Next weekend is very busy: Dear Even Hansen at the Ahmanson Theatre (FB) and A Bronx Tale at the Hollywood Pantages (FB), as well as A Day Out With Thomas at Orange Empire Railway Museum (OERM) (FB). The third weekend of November brings Beyond Jacobs Ladder from Jewish Woman’s Theatre (FB) at our synagogue on Saturday, and Finks at Rogue Machine Theatre (FB) on Sunday. Thanksgiving weekend has Steambath at the Odyssey Theatre Ensemble (FB) on Saturday and Remembering Boyle Heights at Casa 0101 (FB) in Boyle Heights on Sunday. December starts with the Annual Computer Security Applications Conference (ACSAC), followed by a hold for the Canadian Brass at the Saroya [the venue formerly known as the Valley Performing Arts Center (VPAC)] (FB). Then we may travel up to the Bay Area for Tuck Everlasting at TheatreWorks Silicon Valley (FB) (although that is starting to look less likely).

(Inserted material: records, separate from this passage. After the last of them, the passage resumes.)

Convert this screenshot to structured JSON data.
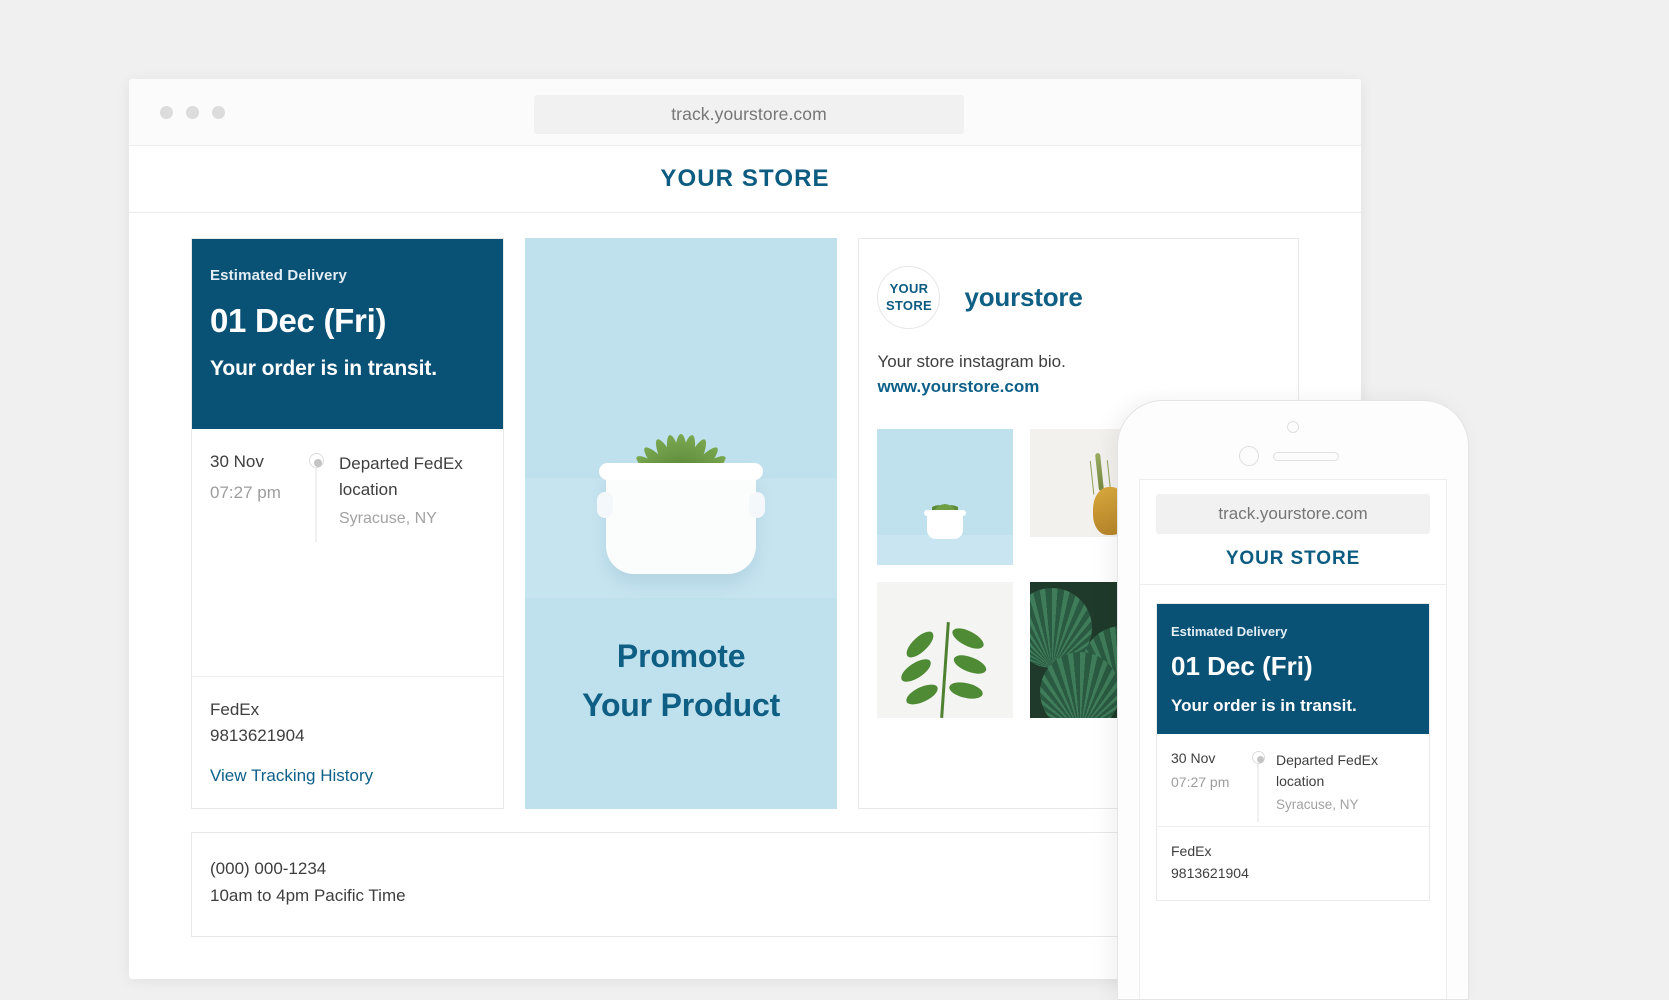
{
  "browser": {
    "url": "track.yourstore.com",
    "traffic_lights": [
      "close",
      "minimize",
      "maximize"
    ]
  },
  "store": {
    "name": "YOUR STORE",
    "logo_line1": "YOUR",
    "logo_line2": "STORE"
  },
  "tracking": {
    "estimated_label": "Estimated Delivery",
    "estimated_date": "01 Dec (Fri)",
    "status": "Your order is in transit.",
    "events": [
      {
        "date": "30 Nov",
        "time": "07:27 pm",
        "title": "Departed FedEx location",
        "place": "Syracuse, NY"
      }
    ],
    "carrier": "FedEx",
    "tracking_number": "9813621904",
    "history_link": "View Tracking History"
  },
  "promo": {
    "line1": "Promote",
    "line2": "Your Product"
  },
  "instagram": {
    "handle": "yourstore",
    "bio": "Your store instagram bio.",
    "website": "www.yourstore.com",
    "tiles": [
      "succulent-in-white-pot-blue-background",
      "pineapple-on-white-shelf",
      "green-plant-sprig-on-white",
      "dark-green-palm-leaves"
    ]
  },
  "contact": {
    "phone": "(000) 000-1234",
    "hours": "10am to 4pm Pacific Time"
  },
  "phone_preview": {
    "url": "track.yourstore.com",
    "store_name": "YOUR STORE",
    "estimated_label": "Estimated Delivery",
    "estimated_date": "01 Dec (Fri)",
    "status": "Your order is in transit.",
    "event_date": "30 Nov",
    "event_time": "07:27 pm",
    "event_title": "Departed FedEx location",
    "event_place": "Syracuse, NY",
    "carrier": "FedEx",
    "tracking_number": "9813621904"
  },
  "colors": {
    "brand_dark_blue": "#0a5176",
    "brand_blue": "#0f5f85",
    "promo_bg": "#bfe0ed",
    "page_bg": "#f0f0f0"
  }
}
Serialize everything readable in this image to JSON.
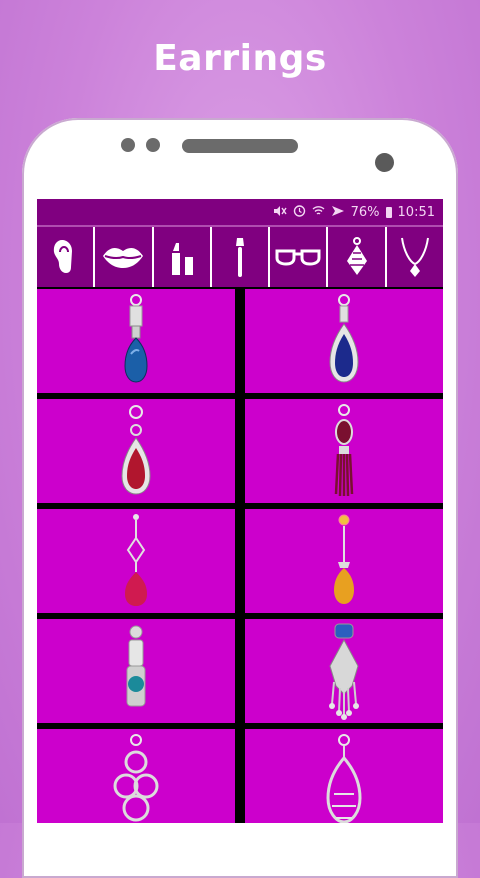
{
  "headline": "Earrings",
  "status": {
    "icons": [
      "mute-icon",
      "alarm-icon",
      "wifi-icon",
      "airplane-icon"
    ],
    "battery_percent": "76%",
    "time": "10:51"
  },
  "categories": [
    {
      "name": "ear-icon"
    },
    {
      "name": "lips-icon"
    },
    {
      "name": "lipstick-icon"
    },
    {
      "name": "makeup-brush-icon"
    },
    {
      "name": "glasses-icon"
    },
    {
      "name": "earring-icon"
    },
    {
      "name": "necklace-icon"
    }
  ],
  "colors": {
    "accent": "#800080",
    "tile": "#cc00cc",
    "background": "#cc82da"
  },
  "earrings": [
    {
      "name": "blue-teardrop-earring",
      "gem": "#1b5fa8"
    },
    {
      "name": "sapphire-pear-earring",
      "gem": "#1c2a8c"
    },
    {
      "name": "ruby-pear-earring",
      "gem": "#b1162e"
    },
    {
      "name": "ruby-tassel-earring",
      "gem": "#7a1030"
    },
    {
      "name": "pink-drop-earring",
      "gem": "#d01a50"
    },
    {
      "name": "amber-drop-earring",
      "gem": "#e8a020"
    },
    {
      "name": "teal-cylinder-earring",
      "gem": "#1b8a9a"
    },
    {
      "name": "blue-chandelier-earring",
      "gem": "#2b5fbf"
    },
    {
      "name": "diamond-loop-earring",
      "gem": "#dcdcdc"
    },
    {
      "name": "diamond-chandelier-earring",
      "gem": "#dcdcdc"
    }
  ]
}
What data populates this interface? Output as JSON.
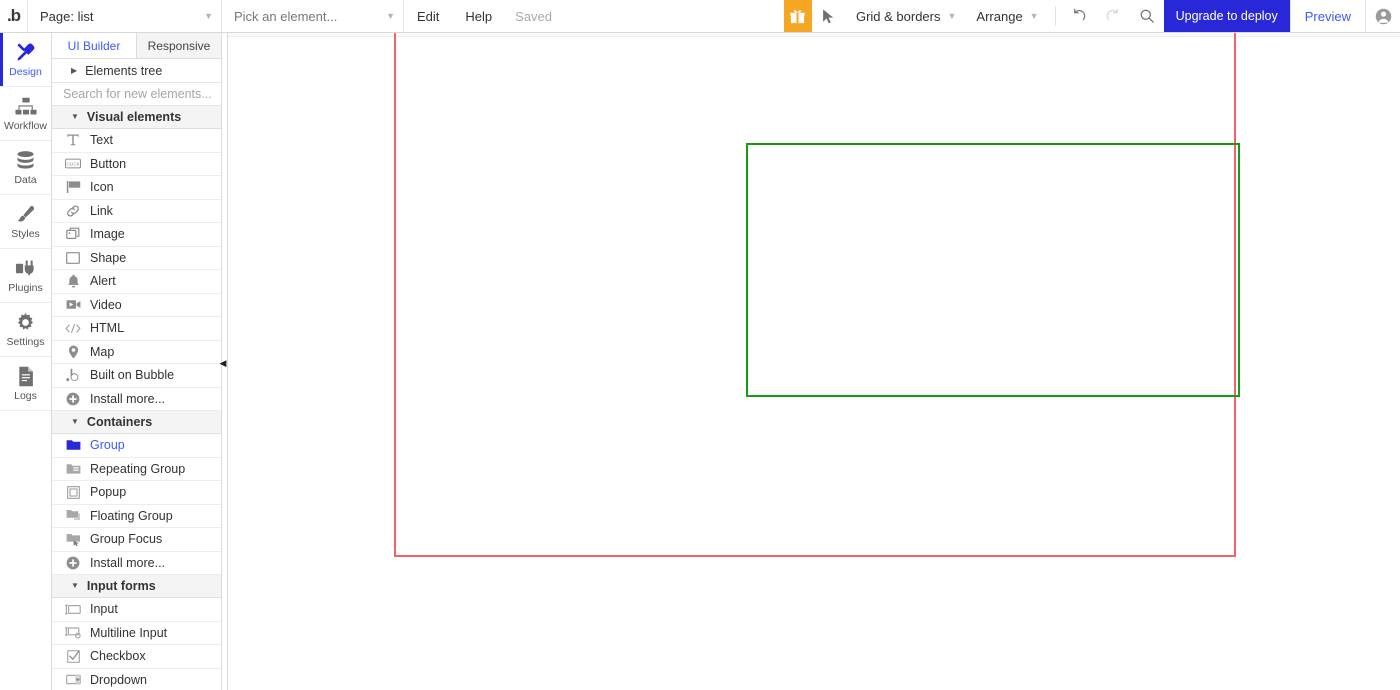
{
  "topbar": {
    "logo": ".b",
    "page_select": {
      "label": "Page: list",
      "icon": "chevron-down-icon"
    },
    "element_select": {
      "placeholder": "Pick an element...",
      "icon": "chevron-down-icon"
    },
    "menus": [
      {
        "label": "Edit",
        "name": "edit"
      },
      {
        "label": "Help",
        "name": "help"
      }
    ],
    "save_status": "Saved",
    "gift_icon": "gift-icon",
    "pointer_icon": "cursor-pointer-icon",
    "grid_borders": {
      "label": "Grid & borders",
      "icon": "chevron-down-icon"
    },
    "arrange": {
      "label": "Arrange",
      "icon": "chevron-down-icon"
    },
    "undo_icon": "undo-icon",
    "redo_icon": "redo-icon",
    "search_icon": "search-icon",
    "upgrade_label": "Upgrade to deploy",
    "preview_label": "Preview",
    "avatar_icon": "user-avatar-icon",
    "accent_blue": "#3d5afe",
    "upgrade_bg": "#2828d8",
    "gift_bg": "#f5a623"
  },
  "rail": {
    "items": [
      {
        "label": "Design",
        "icon": "design-tools-icon",
        "active": true
      },
      {
        "label": "Workflow",
        "icon": "workflow-icon",
        "active": false
      },
      {
        "label": "Data",
        "icon": "database-icon",
        "active": false
      },
      {
        "label": "Styles",
        "icon": "paintbrush-icon",
        "active": false
      },
      {
        "label": "Plugins",
        "icon": "plugins-icon",
        "active": false
      },
      {
        "label": "Settings",
        "icon": "gear-icon",
        "active": false
      },
      {
        "label": "Logs",
        "icon": "document-logs-icon",
        "active": false
      }
    ]
  },
  "panel": {
    "tabs": [
      {
        "label": "UI Builder",
        "active": true
      },
      {
        "label": "Responsive",
        "active": false
      }
    ],
    "elements_tree": {
      "label": "Elements tree",
      "expanded": false
    },
    "search_placeholder": "Search for new elements...",
    "sections": [
      {
        "label": "Visual elements",
        "expanded": true,
        "items": [
          {
            "label": "Text",
            "icon": "text-t-icon",
            "selected": false
          },
          {
            "label": "Button",
            "icon": "button-click-icon",
            "selected": false
          },
          {
            "label": "Icon",
            "icon": "flag-icon",
            "selected": false
          },
          {
            "label": "Link",
            "icon": "link-chain-icon",
            "selected": false
          },
          {
            "label": "Image",
            "icon": "image-icon",
            "selected": false
          },
          {
            "label": "Shape",
            "icon": "square-shape-icon",
            "selected": false
          },
          {
            "label": "Alert",
            "icon": "bell-alert-icon",
            "selected": false
          },
          {
            "label": "Video",
            "icon": "video-camera-icon",
            "selected": false
          },
          {
            "label": "HTML",
            "icon": "code-html-icon",
            "selected": false
          },
          {
            "label": "Map",
            "icon": "map-pin-icon",
            "selected": false
          },
          {
            "label": "Built on Bubble",
            "icon": "bubble-logo-icon",
            "selected": false
          },
          {
            "label": "Install more...",
            "icon": "plus-circle-icon",
            "selected": false
          }
        ]
      },
      {
        "label": "Containers",
        "expanded": true,
        "items": [
          {
            "label": "Group",
            "icon": "folder-group-icon",
            "selected": true
          },
          {
            "label": "Repeating Group",
            "icon": "repeating-group-icon",
            "selected": false
          },
          {
            "label": "Popup",
            "icon": "popup-icon",
            "selected": false
          },
          {
            "label": "Floating Group",
            "icon": "floating-group-icon",
            "selected": false
          },
          {
            "label": "Group Focus",
            "icon": "group-focus-icon",
            "selected": false
          },
          {
            "label": "Install more...",
            "icon": "plus-circle-icon",
            "selected": false
          }
        ]
      },
      {
        "label": "Input forms",
        "expanded": true,
        "items": [
          {
            "label": "Input",
            "icon": "input-field-icon",
            "selected": false
          },
          {
            "label": "Multiline Input",
            "icon": "multiline-input-icon",
            "selected": false
          },
          {
            "label": "Checkbox",
            "icon": "checkbox-icon",
            "selected": false
          },
          {
            "label": "Dropdown",
            "icon": "dropdown-icon",
            "selected": false
          }
        ]
      }
    ],
    "collapse_icon": "collapse-panel-left-icon"
  },
  "canvas": {
    "page_border_color": "#f4606c",
    "group_border_color": "#169b16"
  }
}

January is much more open, especially after the postponement of Bat Out of Hell at the Ahmanson Theatre (FB). Right now, all there is is a Nefesh Mountain concert at Temple Judea and a hold for the Colburn Orchestra at the Saroya [nee the Valley Performing Arts Center (VPAC)] (FB) but the rest of the month is currently open (as few shows run in January due to complicated rehearsals over the holidays). We’ll keep our eyes open. February starts with the Cantor’s Concert at Temple Ahavat Shalom (FB), Hello Dolly at the Hollywood Pantages (FB), and Anna Karenena at Actors Co-op (FB). There’s also a HOLD for 1776 at the Saroya [nee the Valley Performing Arts Center (VPAC)] (FB), and Lizzie at the Chance Theatre, but much of February is also open.
As always, I’m keeping my eyes open for interesting productions mentioned on sites such as Better-Lemons, Musicals in LA, @ This Stage, Footlights, as well as productions I see on Goldstar, LA Stage Tix, Plays411 or that are sent to me by publicists or the venues themselves. Note: Lastly, want to know how to attend lots of live stuff affordably? Take a look at my post on How to attend Live Theatre on a Budget.